● **Brief**: Look over the entries that follow. Report how many lines contain "screenshot", with nothing else.

[Source records]
____
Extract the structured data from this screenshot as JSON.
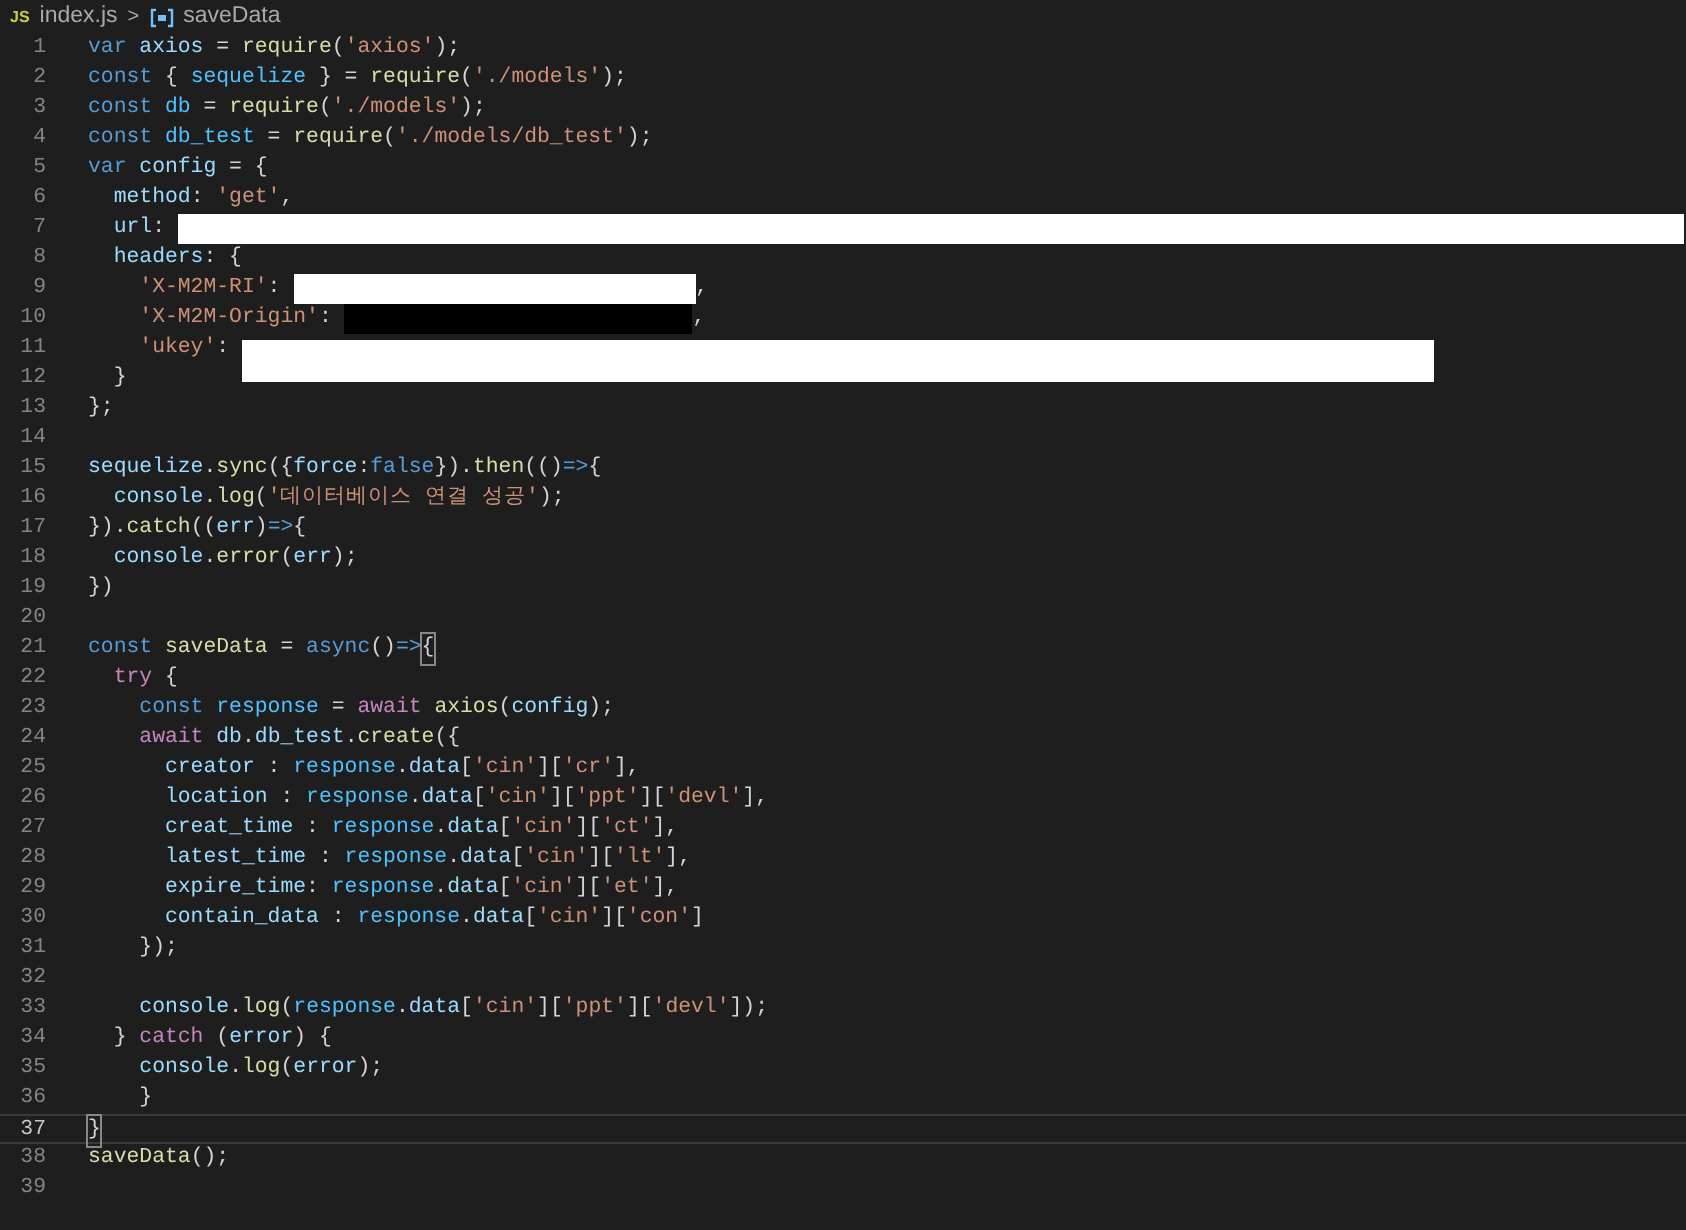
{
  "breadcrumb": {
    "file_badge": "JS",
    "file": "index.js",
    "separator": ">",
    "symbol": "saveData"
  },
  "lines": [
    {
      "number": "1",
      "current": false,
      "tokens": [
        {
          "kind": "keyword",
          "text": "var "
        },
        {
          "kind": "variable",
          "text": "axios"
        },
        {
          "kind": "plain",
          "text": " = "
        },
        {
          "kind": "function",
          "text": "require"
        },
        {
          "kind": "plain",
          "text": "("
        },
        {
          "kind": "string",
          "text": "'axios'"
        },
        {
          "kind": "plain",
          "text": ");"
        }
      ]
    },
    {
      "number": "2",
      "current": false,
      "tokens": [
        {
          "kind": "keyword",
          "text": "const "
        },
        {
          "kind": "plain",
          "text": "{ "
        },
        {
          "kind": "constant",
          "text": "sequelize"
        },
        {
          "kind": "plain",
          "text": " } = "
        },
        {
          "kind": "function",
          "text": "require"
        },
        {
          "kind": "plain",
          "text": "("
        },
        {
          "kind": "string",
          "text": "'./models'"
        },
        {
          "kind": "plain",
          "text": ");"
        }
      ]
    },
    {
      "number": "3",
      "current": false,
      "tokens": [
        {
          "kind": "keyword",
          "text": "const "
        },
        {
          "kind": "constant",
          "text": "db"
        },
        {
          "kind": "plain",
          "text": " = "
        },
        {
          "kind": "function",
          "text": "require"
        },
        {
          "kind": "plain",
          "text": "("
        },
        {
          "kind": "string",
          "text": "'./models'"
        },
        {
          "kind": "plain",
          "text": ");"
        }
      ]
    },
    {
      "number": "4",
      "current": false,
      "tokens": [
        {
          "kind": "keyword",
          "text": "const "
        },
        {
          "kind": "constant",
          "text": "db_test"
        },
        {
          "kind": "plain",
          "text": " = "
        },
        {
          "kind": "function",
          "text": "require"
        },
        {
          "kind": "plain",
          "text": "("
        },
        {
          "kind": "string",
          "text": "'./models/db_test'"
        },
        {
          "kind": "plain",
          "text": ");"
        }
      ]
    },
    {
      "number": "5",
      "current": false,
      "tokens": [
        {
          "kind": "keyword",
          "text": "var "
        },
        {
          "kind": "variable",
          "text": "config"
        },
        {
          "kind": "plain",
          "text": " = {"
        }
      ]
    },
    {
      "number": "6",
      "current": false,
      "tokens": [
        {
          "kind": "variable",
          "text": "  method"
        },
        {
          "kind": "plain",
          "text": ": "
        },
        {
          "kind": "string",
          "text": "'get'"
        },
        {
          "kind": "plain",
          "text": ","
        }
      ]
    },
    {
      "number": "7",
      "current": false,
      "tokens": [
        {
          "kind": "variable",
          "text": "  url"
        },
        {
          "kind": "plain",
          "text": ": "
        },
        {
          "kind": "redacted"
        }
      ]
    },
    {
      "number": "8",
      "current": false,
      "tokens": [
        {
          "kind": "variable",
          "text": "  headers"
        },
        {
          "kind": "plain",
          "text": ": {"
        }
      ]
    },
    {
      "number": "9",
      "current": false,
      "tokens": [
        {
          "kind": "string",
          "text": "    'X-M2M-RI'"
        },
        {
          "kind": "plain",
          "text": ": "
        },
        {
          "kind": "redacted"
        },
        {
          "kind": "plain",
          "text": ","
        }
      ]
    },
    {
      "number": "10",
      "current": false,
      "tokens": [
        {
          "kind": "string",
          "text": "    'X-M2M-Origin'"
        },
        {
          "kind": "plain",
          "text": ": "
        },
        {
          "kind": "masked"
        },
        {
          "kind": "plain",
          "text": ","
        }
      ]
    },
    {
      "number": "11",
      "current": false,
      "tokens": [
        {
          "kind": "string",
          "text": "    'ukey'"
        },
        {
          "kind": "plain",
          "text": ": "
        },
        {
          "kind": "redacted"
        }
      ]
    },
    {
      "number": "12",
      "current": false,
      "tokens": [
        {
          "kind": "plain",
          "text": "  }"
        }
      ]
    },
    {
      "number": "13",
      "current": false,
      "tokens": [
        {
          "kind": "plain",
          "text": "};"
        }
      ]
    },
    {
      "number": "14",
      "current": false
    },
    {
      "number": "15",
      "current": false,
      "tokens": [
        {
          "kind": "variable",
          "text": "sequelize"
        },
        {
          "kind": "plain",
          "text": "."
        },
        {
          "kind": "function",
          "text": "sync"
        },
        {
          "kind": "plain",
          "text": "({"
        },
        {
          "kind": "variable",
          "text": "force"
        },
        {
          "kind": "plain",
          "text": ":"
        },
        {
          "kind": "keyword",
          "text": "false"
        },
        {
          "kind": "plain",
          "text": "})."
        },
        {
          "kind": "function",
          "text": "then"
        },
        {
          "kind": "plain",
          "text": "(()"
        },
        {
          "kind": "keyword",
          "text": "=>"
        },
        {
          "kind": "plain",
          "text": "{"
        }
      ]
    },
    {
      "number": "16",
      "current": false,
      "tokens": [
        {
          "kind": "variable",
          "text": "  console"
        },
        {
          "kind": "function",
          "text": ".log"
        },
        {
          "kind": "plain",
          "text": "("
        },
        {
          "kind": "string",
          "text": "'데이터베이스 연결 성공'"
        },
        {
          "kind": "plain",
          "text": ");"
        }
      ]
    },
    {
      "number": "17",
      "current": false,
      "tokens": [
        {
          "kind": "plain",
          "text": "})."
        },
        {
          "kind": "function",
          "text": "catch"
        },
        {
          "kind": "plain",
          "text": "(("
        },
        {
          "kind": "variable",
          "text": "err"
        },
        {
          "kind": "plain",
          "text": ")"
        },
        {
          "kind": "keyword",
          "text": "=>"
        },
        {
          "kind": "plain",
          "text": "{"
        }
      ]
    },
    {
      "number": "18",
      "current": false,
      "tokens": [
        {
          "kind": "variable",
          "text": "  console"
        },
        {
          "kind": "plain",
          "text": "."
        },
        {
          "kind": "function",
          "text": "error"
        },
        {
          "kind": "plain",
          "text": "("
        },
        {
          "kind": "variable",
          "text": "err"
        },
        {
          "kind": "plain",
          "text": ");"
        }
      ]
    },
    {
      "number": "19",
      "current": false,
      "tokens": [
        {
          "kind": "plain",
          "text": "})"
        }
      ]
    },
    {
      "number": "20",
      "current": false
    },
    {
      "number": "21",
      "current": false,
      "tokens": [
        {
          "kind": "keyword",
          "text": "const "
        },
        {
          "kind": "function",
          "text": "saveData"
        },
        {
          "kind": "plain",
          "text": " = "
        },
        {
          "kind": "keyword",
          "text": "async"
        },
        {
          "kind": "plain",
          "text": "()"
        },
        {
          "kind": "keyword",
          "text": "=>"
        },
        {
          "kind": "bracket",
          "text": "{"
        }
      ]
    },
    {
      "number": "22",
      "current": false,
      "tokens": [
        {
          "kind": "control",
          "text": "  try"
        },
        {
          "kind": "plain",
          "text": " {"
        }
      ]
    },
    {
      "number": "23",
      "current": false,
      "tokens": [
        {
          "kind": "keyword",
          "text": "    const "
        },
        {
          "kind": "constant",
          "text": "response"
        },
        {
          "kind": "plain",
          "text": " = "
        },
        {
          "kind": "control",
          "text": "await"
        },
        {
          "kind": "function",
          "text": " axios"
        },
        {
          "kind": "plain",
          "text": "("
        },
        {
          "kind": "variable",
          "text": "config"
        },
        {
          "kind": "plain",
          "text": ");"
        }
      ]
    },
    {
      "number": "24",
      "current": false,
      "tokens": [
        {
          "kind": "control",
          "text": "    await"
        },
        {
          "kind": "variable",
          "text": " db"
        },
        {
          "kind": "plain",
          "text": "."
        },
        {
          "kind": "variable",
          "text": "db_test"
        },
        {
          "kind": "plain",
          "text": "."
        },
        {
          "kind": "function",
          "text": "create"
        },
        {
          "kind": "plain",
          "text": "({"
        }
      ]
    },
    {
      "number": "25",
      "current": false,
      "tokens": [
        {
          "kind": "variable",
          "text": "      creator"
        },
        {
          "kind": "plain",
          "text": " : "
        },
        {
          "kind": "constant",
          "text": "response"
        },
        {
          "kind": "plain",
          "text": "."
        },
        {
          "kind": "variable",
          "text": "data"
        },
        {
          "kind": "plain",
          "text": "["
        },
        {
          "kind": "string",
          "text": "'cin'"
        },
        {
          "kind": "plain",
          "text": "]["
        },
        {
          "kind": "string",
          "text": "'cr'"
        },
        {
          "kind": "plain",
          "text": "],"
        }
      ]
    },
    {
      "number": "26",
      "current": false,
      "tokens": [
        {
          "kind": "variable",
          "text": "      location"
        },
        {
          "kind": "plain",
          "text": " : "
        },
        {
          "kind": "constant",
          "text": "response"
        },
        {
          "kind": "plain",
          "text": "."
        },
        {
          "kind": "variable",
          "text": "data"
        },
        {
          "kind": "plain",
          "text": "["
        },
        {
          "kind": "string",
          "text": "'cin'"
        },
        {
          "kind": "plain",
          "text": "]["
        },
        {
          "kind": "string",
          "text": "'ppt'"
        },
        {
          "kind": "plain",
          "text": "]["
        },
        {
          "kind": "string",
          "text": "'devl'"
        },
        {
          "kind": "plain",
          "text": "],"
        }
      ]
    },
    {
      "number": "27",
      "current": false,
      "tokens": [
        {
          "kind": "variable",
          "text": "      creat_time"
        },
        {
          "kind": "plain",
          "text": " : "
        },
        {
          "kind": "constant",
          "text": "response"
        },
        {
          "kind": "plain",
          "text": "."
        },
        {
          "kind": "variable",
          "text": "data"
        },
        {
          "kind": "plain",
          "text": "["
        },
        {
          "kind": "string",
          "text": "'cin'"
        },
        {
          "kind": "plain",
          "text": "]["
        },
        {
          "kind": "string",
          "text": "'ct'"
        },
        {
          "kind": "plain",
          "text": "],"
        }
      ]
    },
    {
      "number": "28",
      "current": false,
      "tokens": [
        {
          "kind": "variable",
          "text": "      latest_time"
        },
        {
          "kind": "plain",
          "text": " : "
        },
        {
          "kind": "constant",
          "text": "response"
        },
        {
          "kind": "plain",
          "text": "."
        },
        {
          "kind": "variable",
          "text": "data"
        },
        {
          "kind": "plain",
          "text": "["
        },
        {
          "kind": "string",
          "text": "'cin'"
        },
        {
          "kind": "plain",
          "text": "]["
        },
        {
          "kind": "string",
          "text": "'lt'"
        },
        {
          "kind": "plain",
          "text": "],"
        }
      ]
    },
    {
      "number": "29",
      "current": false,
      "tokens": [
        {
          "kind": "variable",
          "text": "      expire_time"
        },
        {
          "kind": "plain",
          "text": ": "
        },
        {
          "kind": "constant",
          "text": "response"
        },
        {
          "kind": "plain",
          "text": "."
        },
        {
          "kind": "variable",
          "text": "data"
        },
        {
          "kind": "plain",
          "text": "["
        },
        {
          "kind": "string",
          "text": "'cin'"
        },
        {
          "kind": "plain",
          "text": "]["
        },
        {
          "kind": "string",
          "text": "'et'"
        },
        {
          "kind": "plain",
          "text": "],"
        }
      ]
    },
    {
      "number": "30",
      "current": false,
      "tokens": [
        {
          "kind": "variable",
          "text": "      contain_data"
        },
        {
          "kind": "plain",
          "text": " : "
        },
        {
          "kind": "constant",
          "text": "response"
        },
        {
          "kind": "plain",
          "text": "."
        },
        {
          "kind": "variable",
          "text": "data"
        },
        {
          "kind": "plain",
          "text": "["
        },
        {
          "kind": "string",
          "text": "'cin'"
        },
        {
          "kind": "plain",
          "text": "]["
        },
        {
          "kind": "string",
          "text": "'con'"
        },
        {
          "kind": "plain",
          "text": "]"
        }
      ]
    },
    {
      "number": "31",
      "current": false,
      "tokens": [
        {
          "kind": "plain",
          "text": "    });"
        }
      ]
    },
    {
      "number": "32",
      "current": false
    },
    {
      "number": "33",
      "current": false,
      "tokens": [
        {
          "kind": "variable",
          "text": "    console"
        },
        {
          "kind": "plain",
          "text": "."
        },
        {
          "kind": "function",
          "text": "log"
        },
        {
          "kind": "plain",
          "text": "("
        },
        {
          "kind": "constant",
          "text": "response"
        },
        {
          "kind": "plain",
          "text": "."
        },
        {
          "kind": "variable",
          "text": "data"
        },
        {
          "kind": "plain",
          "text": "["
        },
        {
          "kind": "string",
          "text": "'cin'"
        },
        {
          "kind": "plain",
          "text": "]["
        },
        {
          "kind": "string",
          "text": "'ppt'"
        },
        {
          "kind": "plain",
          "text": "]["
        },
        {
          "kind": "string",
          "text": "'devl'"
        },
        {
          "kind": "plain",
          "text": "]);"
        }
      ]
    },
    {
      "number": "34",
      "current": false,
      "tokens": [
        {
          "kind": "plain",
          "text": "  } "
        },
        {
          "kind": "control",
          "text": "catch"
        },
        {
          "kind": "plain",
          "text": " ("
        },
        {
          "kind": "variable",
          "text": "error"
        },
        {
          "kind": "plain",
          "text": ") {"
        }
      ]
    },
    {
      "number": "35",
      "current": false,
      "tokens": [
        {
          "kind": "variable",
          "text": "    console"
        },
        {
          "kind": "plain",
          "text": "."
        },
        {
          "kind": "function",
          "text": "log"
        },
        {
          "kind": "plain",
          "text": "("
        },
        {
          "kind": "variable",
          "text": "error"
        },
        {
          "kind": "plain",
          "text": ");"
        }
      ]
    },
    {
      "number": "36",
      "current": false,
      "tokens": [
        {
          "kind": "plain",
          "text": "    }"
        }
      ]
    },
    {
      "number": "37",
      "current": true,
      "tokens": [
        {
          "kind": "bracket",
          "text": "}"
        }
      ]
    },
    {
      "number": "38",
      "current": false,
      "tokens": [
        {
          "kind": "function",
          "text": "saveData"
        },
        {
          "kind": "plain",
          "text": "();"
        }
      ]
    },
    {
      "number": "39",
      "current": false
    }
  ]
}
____
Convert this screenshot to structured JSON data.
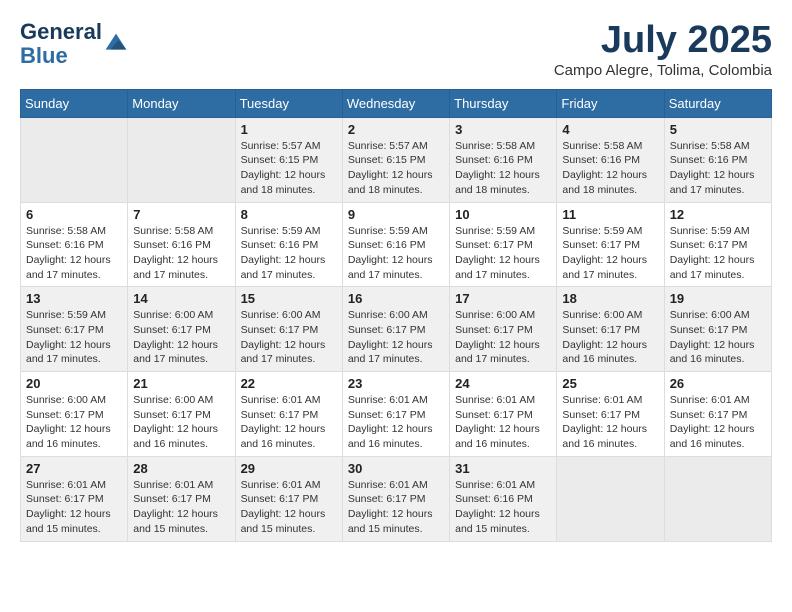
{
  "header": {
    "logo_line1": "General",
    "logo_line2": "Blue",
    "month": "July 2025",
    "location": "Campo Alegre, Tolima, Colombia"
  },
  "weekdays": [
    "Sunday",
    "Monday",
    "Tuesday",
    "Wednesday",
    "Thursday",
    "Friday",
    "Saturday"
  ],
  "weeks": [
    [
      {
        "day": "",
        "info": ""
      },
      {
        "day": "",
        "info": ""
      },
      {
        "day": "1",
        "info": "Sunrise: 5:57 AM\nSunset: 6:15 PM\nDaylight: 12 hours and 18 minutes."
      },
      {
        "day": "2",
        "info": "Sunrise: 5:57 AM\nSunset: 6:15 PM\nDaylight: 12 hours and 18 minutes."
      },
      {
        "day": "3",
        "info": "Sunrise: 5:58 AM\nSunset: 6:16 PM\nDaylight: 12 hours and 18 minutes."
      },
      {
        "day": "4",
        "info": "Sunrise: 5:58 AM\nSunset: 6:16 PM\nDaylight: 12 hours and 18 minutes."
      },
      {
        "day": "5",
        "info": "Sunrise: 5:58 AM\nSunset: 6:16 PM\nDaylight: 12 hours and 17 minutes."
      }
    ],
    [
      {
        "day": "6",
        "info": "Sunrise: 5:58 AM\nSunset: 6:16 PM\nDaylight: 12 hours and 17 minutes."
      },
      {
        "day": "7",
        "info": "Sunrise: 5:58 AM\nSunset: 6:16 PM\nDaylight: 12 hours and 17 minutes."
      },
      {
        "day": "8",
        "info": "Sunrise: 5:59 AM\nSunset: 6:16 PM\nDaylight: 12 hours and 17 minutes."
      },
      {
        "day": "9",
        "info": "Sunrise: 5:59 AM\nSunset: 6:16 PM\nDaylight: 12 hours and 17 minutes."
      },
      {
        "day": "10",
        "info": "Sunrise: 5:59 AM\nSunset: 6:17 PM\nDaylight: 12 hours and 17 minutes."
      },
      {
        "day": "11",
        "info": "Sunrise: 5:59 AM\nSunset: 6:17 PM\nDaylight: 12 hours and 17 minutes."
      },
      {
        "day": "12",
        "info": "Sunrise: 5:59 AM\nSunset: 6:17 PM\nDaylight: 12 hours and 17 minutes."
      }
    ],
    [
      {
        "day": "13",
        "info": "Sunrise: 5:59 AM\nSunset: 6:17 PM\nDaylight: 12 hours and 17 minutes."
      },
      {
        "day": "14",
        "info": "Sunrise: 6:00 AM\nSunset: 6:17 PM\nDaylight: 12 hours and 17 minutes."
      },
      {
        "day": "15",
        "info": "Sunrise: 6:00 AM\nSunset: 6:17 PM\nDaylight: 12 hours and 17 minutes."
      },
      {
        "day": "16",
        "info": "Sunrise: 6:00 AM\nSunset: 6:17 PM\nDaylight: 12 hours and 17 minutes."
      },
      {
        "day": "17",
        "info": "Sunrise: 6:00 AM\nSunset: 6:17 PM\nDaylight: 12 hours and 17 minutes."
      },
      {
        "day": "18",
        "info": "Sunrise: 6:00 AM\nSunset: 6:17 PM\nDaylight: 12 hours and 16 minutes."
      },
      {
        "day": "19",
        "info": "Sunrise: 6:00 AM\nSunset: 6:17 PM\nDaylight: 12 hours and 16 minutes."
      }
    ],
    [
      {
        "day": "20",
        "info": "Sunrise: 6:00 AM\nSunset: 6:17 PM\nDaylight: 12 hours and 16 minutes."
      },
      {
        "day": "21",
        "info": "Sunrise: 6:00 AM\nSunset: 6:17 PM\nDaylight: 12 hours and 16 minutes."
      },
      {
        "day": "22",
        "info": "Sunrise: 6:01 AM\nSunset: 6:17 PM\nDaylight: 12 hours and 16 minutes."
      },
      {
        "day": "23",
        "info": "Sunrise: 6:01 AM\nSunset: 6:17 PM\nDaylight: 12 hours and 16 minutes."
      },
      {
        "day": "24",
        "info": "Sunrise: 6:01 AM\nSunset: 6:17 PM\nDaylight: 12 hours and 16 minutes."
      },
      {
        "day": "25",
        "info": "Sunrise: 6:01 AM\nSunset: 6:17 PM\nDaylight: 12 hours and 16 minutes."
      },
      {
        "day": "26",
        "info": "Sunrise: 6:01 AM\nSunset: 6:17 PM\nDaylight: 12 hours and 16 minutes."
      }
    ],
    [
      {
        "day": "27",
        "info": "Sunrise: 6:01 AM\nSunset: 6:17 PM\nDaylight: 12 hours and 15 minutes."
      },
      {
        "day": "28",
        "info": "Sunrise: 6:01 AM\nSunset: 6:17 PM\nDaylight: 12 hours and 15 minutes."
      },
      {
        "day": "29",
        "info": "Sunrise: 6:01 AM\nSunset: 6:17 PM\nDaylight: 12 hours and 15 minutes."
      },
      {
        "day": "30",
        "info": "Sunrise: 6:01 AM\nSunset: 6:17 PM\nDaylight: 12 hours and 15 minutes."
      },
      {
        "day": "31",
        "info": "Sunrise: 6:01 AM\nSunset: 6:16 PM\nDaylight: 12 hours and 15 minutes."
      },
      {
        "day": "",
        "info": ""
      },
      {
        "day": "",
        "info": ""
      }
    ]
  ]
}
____
● **Exercise output**: 2